I’ve just come back from the AGMA annual meeting in Napa, California, where I had a great time visiting with friends and colleagues in the gear industry. As always, the annual meeting was a great opportunity to network and meet with other AGMA members.
I enjoy these meetings, as they allow me to catch up with many of the people I’ve done business with over the years— both as a machine tool dealer and as publisher of Gear Technology. In many ways, going to these meetings is like going home. Everyone is familiar with everyone, and you can pick up on conversations that began decades ago.
Naturally, Gear Technology has a lot of fans in that environment. I almost always come home with a few “attaboys” and pats on the back for the work we’ve done over the years. This issue marks our 31st anniversary, and many of the people who attend AGMA’s annual meeting have been reading Gear Technology since it began in 1984. They all know about our dedication to publishing the most relevant, accurate and up to date information available on gear manufacturing. They know we’re unique in the industry in that we are gear people that got into publishing, not the other way around. They also know we have a crew of technical editors who are the knowledgeable giants in the industry, who help us by checking the accuracy and relevance of our technical articles before they’re published.
Every once in a while, I am surprised to learn that even among our biggest fans, readers often aren’t aware of the ways Gear Technology has changed and grown over the years. Sure, they know us for our technical articles, and they value the credibility we offer. At this year’s meeting, I sat down with a colleague who has been a long-time reader of Gear Technology. This is a reader who has saved every issue of the magazine— since the beginning—as part of his personal gear library. He’s definitely a fan, but his idea of who we are today and what Gear Technology represents was perhaps a little dated. When he and I got to talking about geartechnology.com and how all of our technical articles are available for free online, he was quite impressed.
“I didn’t know you did that,” my friend told me.
I was surprised that he was surprised. But I guess I shouldn’t be. Those of you who have known me for a long time—or who are long-time readers of this column—have probably heard one of my favorite sayings: “Being good at something and not telling anyone is like winking in the dark. You know what you’re doing, but nobody else does.”
Even though I know we make an effort to publicize the capabilities of our website, I realize now that maybe we’ve been winking in the dark.
So I’m going to take this opportunity to explain it to you. Go to our website. Find the search box (it’s at the top of every page). Type something—anything—in the box. Say you want to find articles on bevel gears, the involute curve or ISO 6336. Just type in what you’re looking for and the archive will give you a list of relevant matches from our 31-year publishing history.
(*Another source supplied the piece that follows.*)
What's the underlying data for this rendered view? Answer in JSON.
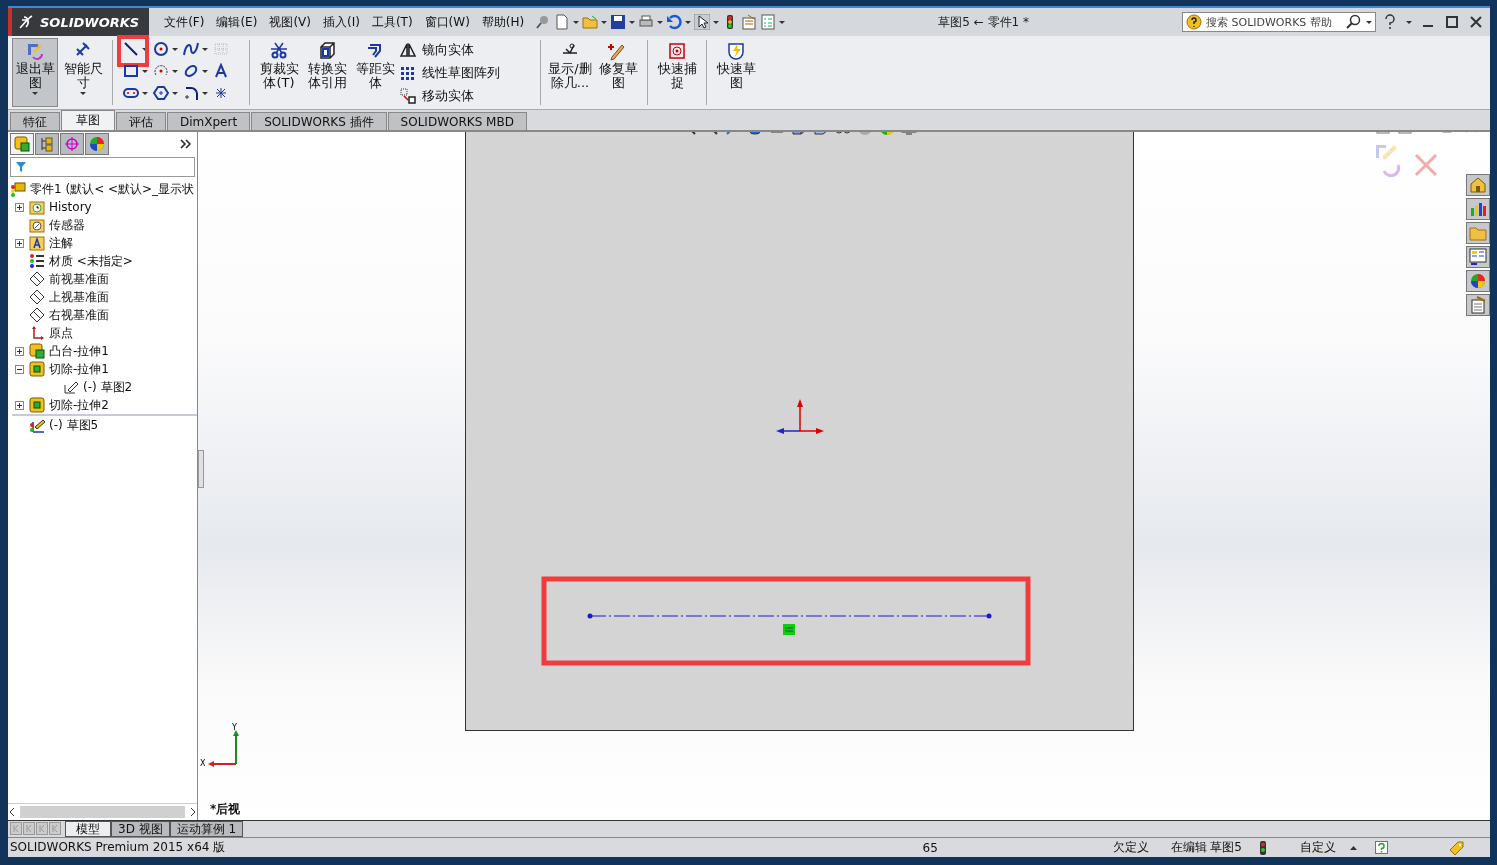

I’ve talked to a number of gear engineers who use this feature regularly, so I know it’s valuable. But only if you know it’s there.
We’ve recently completed a major redesign of the website in an effort to make it easier to use, no matter what size screen you’re looking at. Everything automatically resizes to fit your screen even if you’re surfing on a cell phone. Another major feature of the new design takes place behind the scenes. When you find something on our site that interests you, you’ll now find related articles and news items just a click away. All of our content is connected via keywords and subject focus areas. We hope this makes it even easier than ever for you to find the gear-related content that’s relevant to you.
So here I am, winking in plain view. That’s your cue to go to the website and explore. We’d love to know what you think. And you might be surprised at how much information is really at your fingertips.
Michael Goldstein, Publisher & Editor-in-Chief, began his career in the gear industry in 1964, when he joined his father at Cadillac Machinery Co., Inc. As a machine tool dealer specializing in Gleason bevel gear machines, Michael rose to prominence in the industry, with leadership roles in the Machinery Dealers National Association (MDNA), as well as the European Association of Machine Tool Merchants (EAMTM). He founded Gear Technology in 1984, and has been involved with the American Gear Manufacturers Association (AGMA) throughout his career. [50 years in the gear industry]